Using a 3D Printer for Props

One of the perks that I get at work is the use of a 3D printer (a Makerbot Replicator 2x). An entire group of employees chipped in to purchase the printer and our company was gracious enough to donate some funds for it.

I've been wanting a 3D printer ever since I saw one at Maker Faire all those many years ago. Each year that we attend (like this year), there are more printers out there at various prices and qualities. It's getting to the point where they are very affordable. This year at Maker Faire (2015), there was an very large tent dedicated to just 3D printers and CNC machines. I counted at least 15 different 3D printer vendors with some very reasonable prices.

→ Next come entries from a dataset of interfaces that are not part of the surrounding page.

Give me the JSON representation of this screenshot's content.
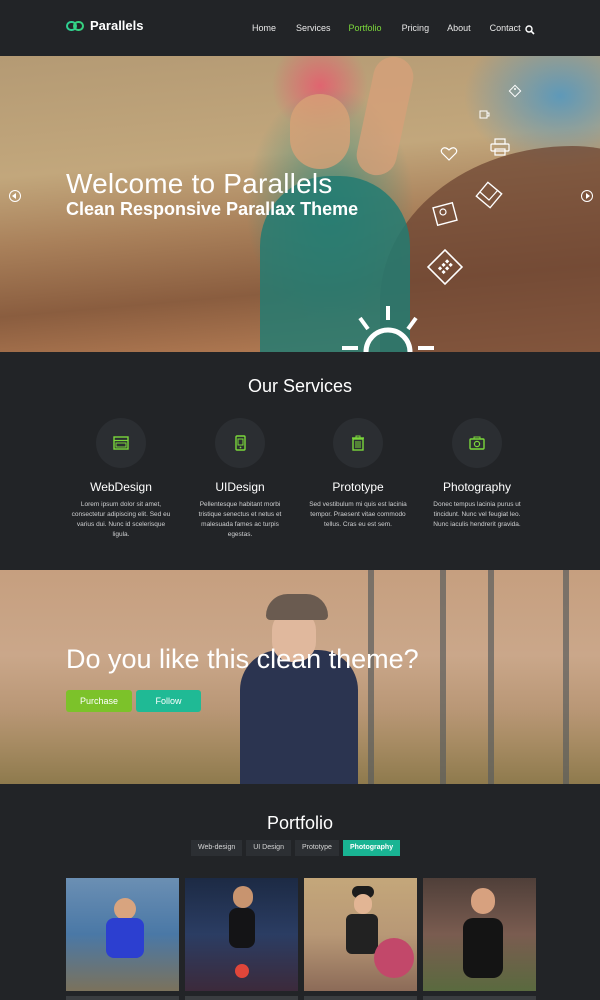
{
  "brand": {
    "name": "Parallels"
  },
  "nav": {
    "items": [
      "Home",
      "Services",
      "Portfolio",
      "Pricing",
      "About",
      "Contact"
    ],
    "active": "Portfolio"
  },
  "hero": {
    "title": "Welcome to Parallels",
    "subtitle": "Clean Responsive Parallax Theme"
  },
  "services": {
    "title": "Our Services",
    "items": [
      {
        "title": "WebDesign",
        "icon": "browser-window-icon",
        "desc": "Lorem ipsum dolor sit amet, consectetur adipiscing elit. Sed eu varius dui. Nunc id scelerisque ligula."
      },
      {
        "title": "UIDesign",
        "icon": "mobile-phone-icon",
        "desc": "Pellentesque habitant morbi tristique senectus et netus et malesuada fames ac turpis egestas."
      },
      {
        "title": "Prototype",
        "icon": "trash-bin-icon",
        "desc": "Sed vestibulum mi quis est lacinia tempor. Praesent vitae commodo tellus. Cras eu est sem."
      },
      {
        "title": "Photography",
        "icon": "camera-icon",
        "desc": "Donec tempus lacinia purus ut tincidunt. Nunc vel feugiat leo. Nunc iaculis hendrerit gravida."
      }
    ]
  },
  "cta": {
    "title": "Do you like this clean theme?",
    "purchase_label": "Purchase",
    "follow_label": "Follow"
  },
  "portfolio": {
    "title": "Portfolio",
    "filters": [
      "Web-design",
      "UI Design",
      "Prototype",
      "Photography"
    ],
    "active_filter": "Photography"
  },
  "colors": {
    "accent_green": "#7bd83b",
    "teal": "#1fba95",
    "dark_bg": "#222427"
  }
}
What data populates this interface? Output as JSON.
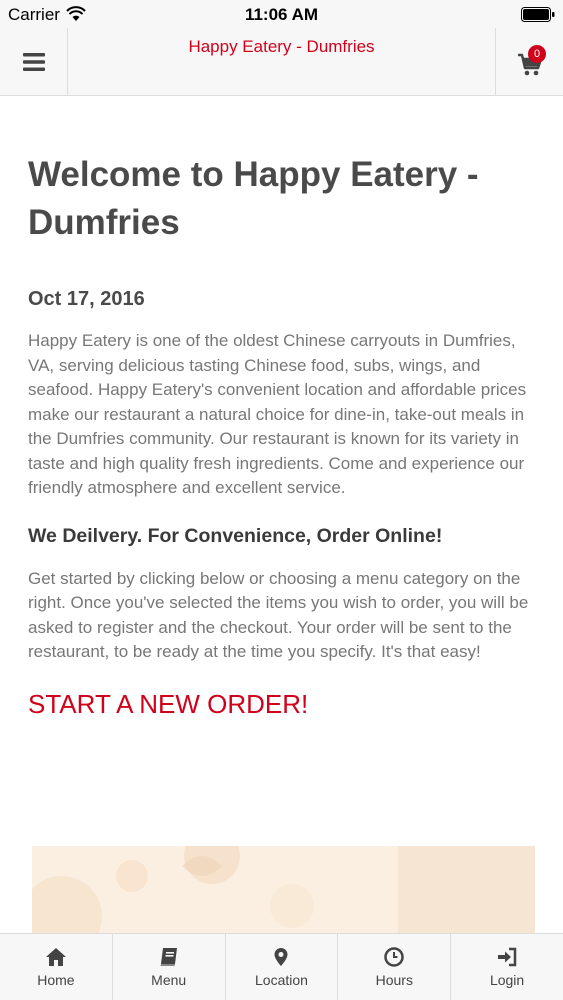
{
  "status_bar": {
    "carrier": "Carrier",
    "time": "11:06 AM"
  },
  "header": {
    "title": "Happy Eatery - Dumfries",
    "cart_count": "0"
  },
  "main": {
    "welcome_title": "Welcome to Happy Eatery - Dumfries",
    "date": "Oct 17, 2016",
    "about": "Happy Eatery is one of the oldest Chinese carryouts in Dumfries, VA, serving delicious tasting Chinese food, subs, wings, and seafood. Happy Eatery's convenient location and affordable prices make our restaurant a natural choice for dine-in, take-out meals in the Dumfries community. Our restaurant is known for its variety in taste and high quality fresh ingredients. Come and experience our friendly atmosphere and excellent service.",
    "delivery_heading": "We Deilvery. For Convenience, Order Online!",
    "instructions": "Get started by clicking below or choosing a menu category on the right. Once you've selected the items you wish to order, you will be asked to register and the checkout. Your order will be sent to the restaurant, to be ready at the time you specify. It's that easy!",
    "cta": "START A NEW ORDER!"
  },
  "tabs": [
    {
      "label": "Home",
      "icon": "home-icon"
    },
    {
      "label": "Menu",
      "icon": "book-icon"
    },
    {
      "label": "Location",
      "icon": "map-marker-icon"
    },
    {
      "label": "Hours",
      "icon": "clock-icon"
    },
    {
      "label": "Login",
      "icon": "sign-in-icon"
    }
  ],
  "colors": {
    "accent": "#d0021b",
    "text": "#4a4a4a",
    "muted": "#777777",
    "bar": "#f7f7f7"
  }
}
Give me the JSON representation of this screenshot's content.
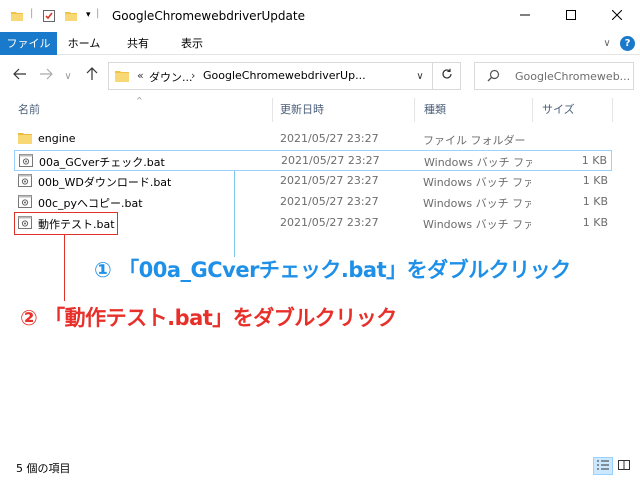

But since I have one at work, I haven't felt quite the need (yet) to have one in my own house. So, I've been making copious use of the 3D printer at work to create props for my cosplays.  I've already written about one of the props that I made -- San's dagger from Princess Mononoke -- which has already gotten a lot of "likes" and people adding it to their own collections.

For this prop, I modified someone's existing design (under a Creative Commons - Attribution Share Alike license) to make the dagger. For anyone who wants to make it, I uploaded the files to Thingiverse.com so that you can print out one for yourself. (Princess Mononoke - San's Dagger)

I've also been printing out other props for other cosplays. There's actually a large number of makers who have created costume props from various movies, t.v. shows, and comic books. And the files are free, so I'm making use of their generous creativity.

Printing, printing, printing...

Here's the final object. I won't tell you what it's for....just yet...until I get the other pieces printed.

Let's just say that I've been having fun with many of the existing files on Thingiverse and Youmagine. Plus, since I can print things at work, I start the files and come back some time later to a finished print since it takes anywhere from 1-7 hours for a print, depending on the size.

Here's another set of props. Can you guess what it is?

And, I'm also at the point of making my own very simple props using TinkerCad, which I'll write about later once I get the prints finalized. 

But needless to say, I've been having fun using the 3D printer. It's also changing how I think about certain prop pieces. Once prices have come down a lot further, I'll seriously consider adding one to our home. Now, I just need to hone my painting skills somewhat.